Task instructions: Your answer must be a single number: the count of lines in the records below that include the string "this".

[Records excerpted from a collection]
- - - - - - -

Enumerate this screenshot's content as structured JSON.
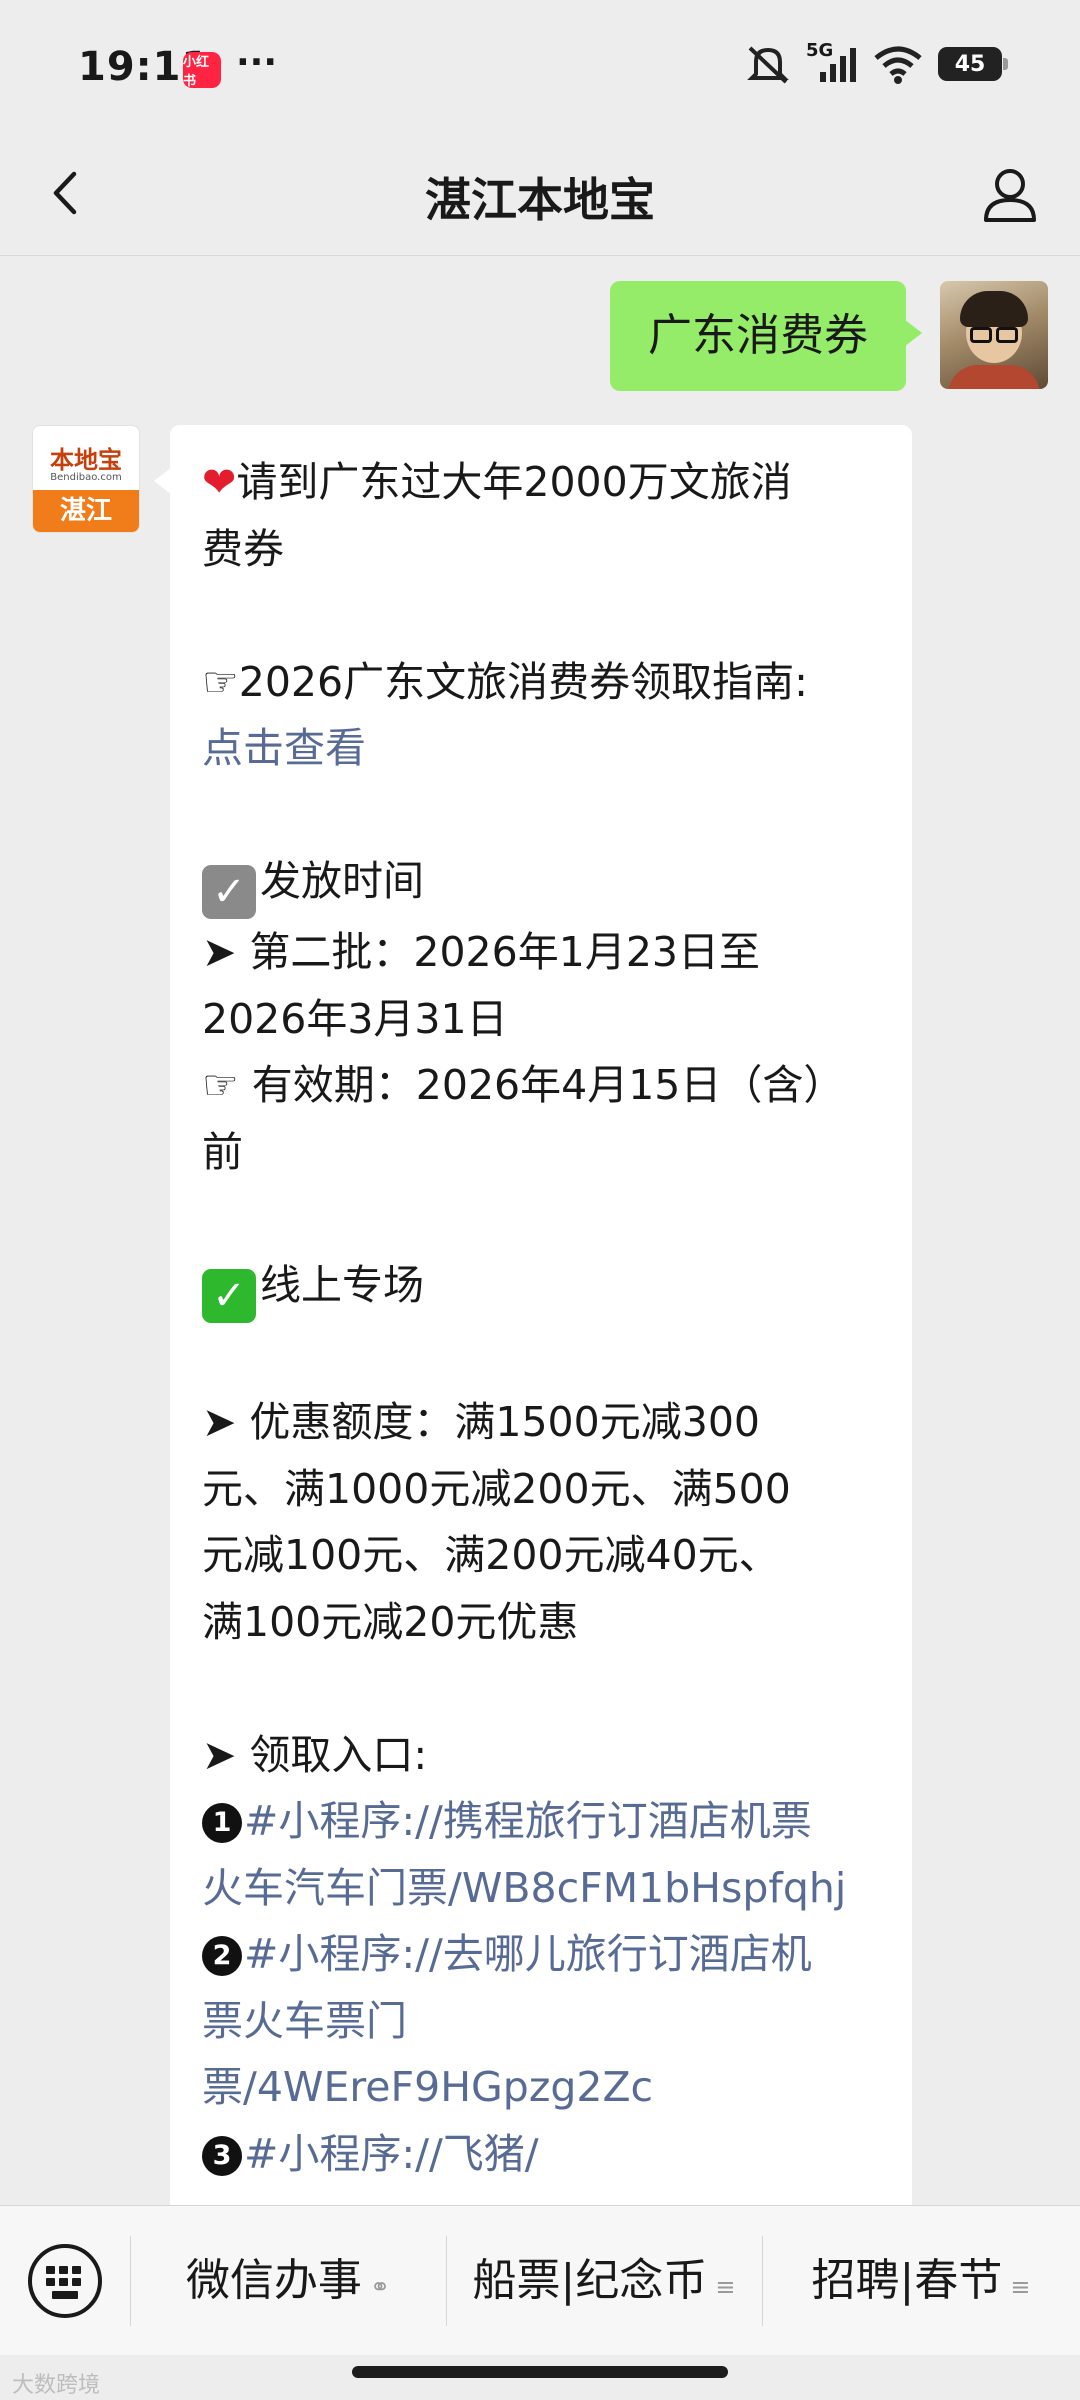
{
  "status_bar": {
    "time": "19:11",
    "notif_app": "小红书",
    "battery": "45",
    "network": "5G"
  },
  "nav": {
    "title": "湛江本地宝"
  },
  "user_message": "广东消费券",
  "bot_avatar": {
    "logo": "本地宝",
    "site": "Bendibao.com",
    "city": "湛江"
  },
  "bot_message": {
    "l1": "请到广东过大年2000万文旅消",
    "l2": "费券",
    "l3": "☞2026广东文旅消费券领取指南:",
    "l4_link": "点击查看",
    "l5": "发放时间",
    "l6": "➤ 第二批：2026年1月23日至",
    "l7": "2026年3月31日",
    "l8": "☞ 有效期：2026年4月15日（含）",
    "l9": "前",
    "l10": "线上专场",
    "l11": "➤ 优惠额度：满1500元减300",
    "l12": "元、满1000元减200元、满500",
    "l13": "元减100元、满200元减40元、",
    "l14": "满100元减20元优惠",
    "l15": "➤ 领取入口:",
    "e1_num": "1",
    "e1a": "#小程序://携程旅行订酒店机票",
    "e1b": "火车汽车门票/WB8cFM1bHspfqhj",
    "e2_num": "2",
    "e2a": "#小程序://去哪儿旅行订酒店机",
    "e2b": "票火车票门",
    "e2c": "票/4WEreF9HGpzg2Zc",
    "e3_num": "3",
    "e3a": "#小程序://飞猪/"
  },
  "menu": {
    "item1": "微信办事",
    "item2": "船票|纪念币",
    "item3": "招聘|春节"
  },
  "watermark": "大数跨境"
}
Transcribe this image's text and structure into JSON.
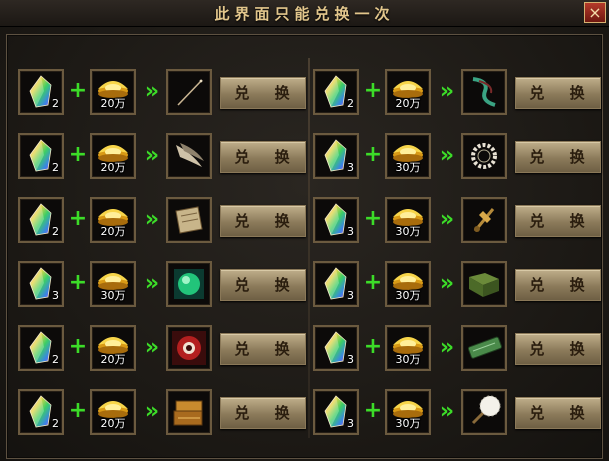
{
  "window": {
    "title": "此界面只能兑换一次",
    "close_label": "×"
  },
  "exchange_label": "兑 换",
  "plus_symbol": "+",
  "arrow_symbol": "»",
  "columns": [
    {
      "rows": [
        {
          "gem_qty": "2",
          "gold_amount": "20万",
          "reward_icon": "thin-needle-icon"
        },
        {
          "gem_qty": "2",
          "gold_amount": "20万",
          "reward_icon": "claw-horns-icon"
        },
        {
          "gem_qty": "2",
          "gold_amount": "20万",
          "reward_icon": "scroll-icon"
        },
        {
          "gem_qty": "3",
          "gold_amount": "30万",
          "reward_icon": "green-orb-icon"
        },
        {
          "gem_qty": "2",
          "gold_amount": "20万",
          "reward_icon": "red-eye-icon"
        },
        {
          "gem_qty": "2",
          "gold_amount": "20万",
          "reward_icon": "treasure-books-icon"
        }
      ]
    },
    {
      "rows": [
        {
          "gem_qty": "2",
          "gold_amount": "20万",
          "reward_icon": "green-ribbon-icon"
        },
        {
          "gem_qty": "3",
          "gold_amount": "30万",
          "reward_icon": "pearl-ring-icon"
        },
        {
          "gem_qty": "3",
          "gold_amount": "30万",
          "reward_icon": "golden-talisman-icon"
        },
        {
          "gem_qty": "3",
          "gold_amount": "30万",
          "reward_icon": "green-book-icon"
        },
        {
          "gem_qty": "3",
          "gold_amount": "30万",
          "reward_icon": "jade-tube-icon"
        },
        {
          "gem_qty": "3",
          "gold_amount": "30万",
          "reward_icon": "feather-fan-icon"
        }
      ]
    }
  ],
  "colors": {
    "accent_green": "#3cdc28",
    "title_gold": "#e2c68c",
    "slot_border": "#6b5a3f"
  }
}
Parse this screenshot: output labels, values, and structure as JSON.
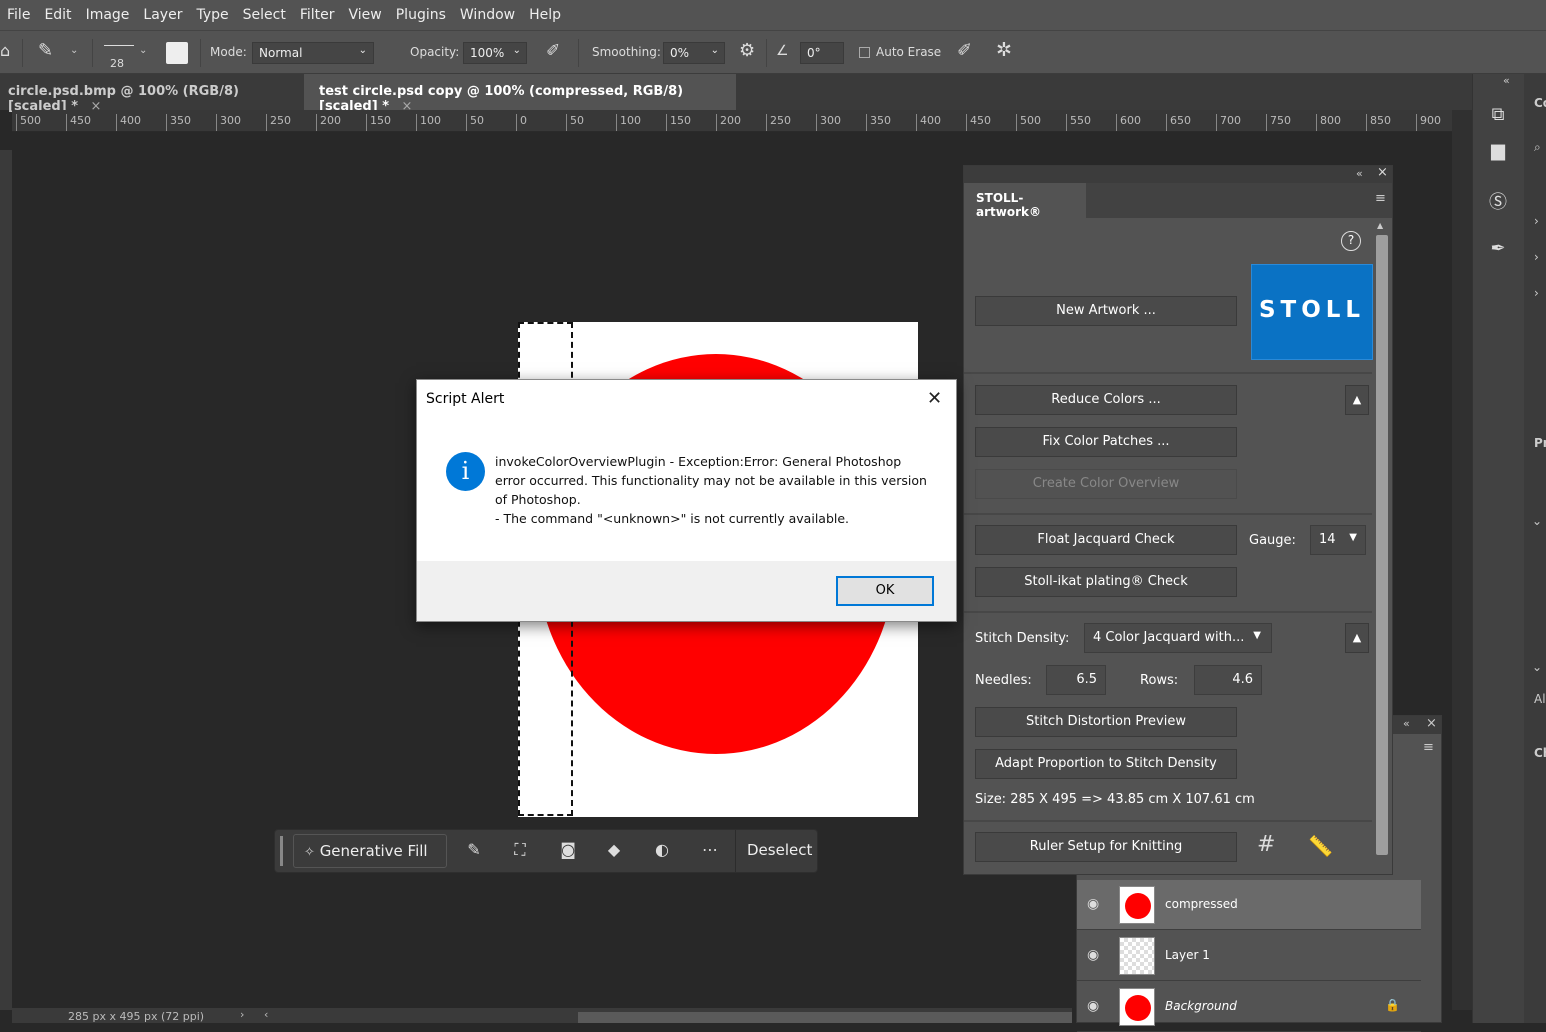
{
  "menu": [
    "File",
    "Edit",
    "Image",
    "Layer",
    "Type",
    "Select",
    "Filter",
    "View",
    "Plugins",
    "Window",
    "Help"
  ],
  "options": {
    "brush_size": "28",
    "mode_label": "Mode:",
    "mode_value": "Normal",
    "opacity_label": "Opacity:",
    "opacity_value": "100%",
    "smoothing_label": "Smoothing:",
    "smoothing_value": "0%",
    "angle_value": "0°",
    "auto_erase_label": "Auto Erase"
  },
  "tabs": [
    {
      "label": "circle.psd.bmp @ 100% (RGB/8) [scaled] *",
      "active": false
    },
    {
      "label": "test circle.psd copy @ 100% (compressed, RGB/8) [scaled] *",
      "active": true
    }
  ],
  "ruler_ticks": [
    "500",
    "450",
    "400",
    "350",
    "300",
    "250",
    "200",
    "150",
    "100",
    "50",
    "0",
    "50",
    "100",
    "150",
    "200",
    "250",
    "300",
    "350",
    "400",
    "450",
    "500",
    "550",
    "600",
    "650",
    "700",
    "750",
    "800",
    "850",
    "900"
  ],
  "context_bar": {
    "generative_fill": "Generative Fill",
    "deselect": "Deselect"
  },
  "status": "285 px x 495 px (72 ppi)",
  "stoll": {
    "panel_title": "STOLL-artwork®",
    "logo_text": "STOLL",
    "new_artwork": "New Artwork ...",
    "reduce_colors": "Reduce Colors ...",
    "fix_color_patches": "Fix Color Patches ...",
    "create_color_overview": "Create Color Overview",
    "float_jacquard_check": "Float Jacquard Check",
    "gauge_label": "Gauge:",
    "gauge_value": "14",
    "ikat_check": "Stoll-ikat plating® Check",
    "stitch_density_label": "Stitch Density:",
    "stitch_density_value": "4 Color Jacquard with...",
    "needles_label": "Needles:",
    "needles_value": "6.5",
    "rows_label": "Rows:",
    "rows_value": "4.6",
    "stitch_distortion_preview": "Stitch Distortion Preview",
    "adapt_proportion": "Adapt Proportion to Stitch Density",
    "size_text": "Size: 285 X 495 => 43.85 cm X 107.61 cm",
    "ruler_setup": "Ruler Setup for Knitting"
  },
  "layers": [
    {
      "name": "compressed",
      "selected": true,
      "thumb": "red"
    },
    {
      "name": "Layer 1",
      "selected": false,
      "thumb": "transparent"
    },
    {
      "name": "Background",
      "selected": false,
      "thumb": "red",
      "locked": true
    }
  ],
  "dialog": {
    "title": "Script Alert",
    "message_lines": [
      "invokeColorOverviewPlugin - Exception:Error: General Photoshop",
      "error occurred. This functionality may not be available in this version",
      "of Photoshop.",
      "- The command \"<unknown>\" is not currently available."
    ],
    "ok": "OK"
  },
  "colors": {
    "accent": "#0078d7",
    "stoll_blue": "#0a72c4",
    "circle_red": "#ff0000"
  }
}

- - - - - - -

Exercise result: 4